: 'It's a writer's life to spend nine-tenths of the time in closeted seclusion wrestling with placing good words in the best order, and one-tenth cramming in interviews and doing the rounds of writers' festivals.'
As far as I can calculate, it's a writer's life to spend 9.5/10 of the time cramming in the activities that allow one to spend .5/10 of the time cramming in a bit of writing.
Catherine Ford, in the most recent ALR
, asks the following astonishing questions:
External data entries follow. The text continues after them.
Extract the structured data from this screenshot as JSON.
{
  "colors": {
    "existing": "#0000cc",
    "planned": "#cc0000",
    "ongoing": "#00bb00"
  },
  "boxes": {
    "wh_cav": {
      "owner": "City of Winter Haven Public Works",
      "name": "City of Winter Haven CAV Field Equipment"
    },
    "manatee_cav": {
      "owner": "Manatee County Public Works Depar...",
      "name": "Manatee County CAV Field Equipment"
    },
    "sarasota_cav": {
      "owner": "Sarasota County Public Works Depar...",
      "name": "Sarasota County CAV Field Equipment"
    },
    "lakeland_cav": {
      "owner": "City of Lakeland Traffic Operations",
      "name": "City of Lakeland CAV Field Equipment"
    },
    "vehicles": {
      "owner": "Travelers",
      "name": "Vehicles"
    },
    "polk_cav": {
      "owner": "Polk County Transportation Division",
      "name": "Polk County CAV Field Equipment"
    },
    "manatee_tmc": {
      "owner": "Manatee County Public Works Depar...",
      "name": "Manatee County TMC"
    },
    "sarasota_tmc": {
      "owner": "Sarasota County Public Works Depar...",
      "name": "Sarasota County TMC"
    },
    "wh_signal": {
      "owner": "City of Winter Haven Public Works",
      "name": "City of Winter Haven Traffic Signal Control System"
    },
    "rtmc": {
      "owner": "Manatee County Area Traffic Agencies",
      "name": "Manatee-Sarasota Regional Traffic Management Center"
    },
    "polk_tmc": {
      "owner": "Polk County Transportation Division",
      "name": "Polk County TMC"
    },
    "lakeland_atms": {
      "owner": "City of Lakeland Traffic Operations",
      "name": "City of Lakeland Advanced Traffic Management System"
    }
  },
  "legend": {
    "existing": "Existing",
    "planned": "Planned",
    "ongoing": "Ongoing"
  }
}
Tom Cho's Look Who's Morphing was written, as were all the  books discussed here, as part of postgraduate study, which prompts questions about why so many people choose to write fiction now in the care of academe. Perhaps it's to validate the embarrassingly non-vocational aspect of writing, bestow some respect on the caper, or maybe it's to enlist a professional interest, a curiosity, in the process when none would be forthcoming?
Or is it that academics have been lumped with giving nascent manuscripts the painstaking attention they need when editors, once responsible for the task, are more commonly out lobbying on behalf of their business interests and the country's literary livelihood, or pumping hands at book fairs?
What a slur on editors, for a start, although that's not my main point. (In my experience (as both editor and author) editors (both inhouse and freelance) consistently work under conditions that make it almost impossible to do a good job and
put food on the table.)
The reason so many books are written in the care of academe? Academe will pay you to write your book
. I'd be very surprised if any of these postgrad books were written without a scholarship from the institution concerned. A good advance, plus scholarship money, will just about pay you enough to spend a year on your book, if you're careful/lucky.
Why, yes, I am staring down the barrel of several months of dayjob. Does it show?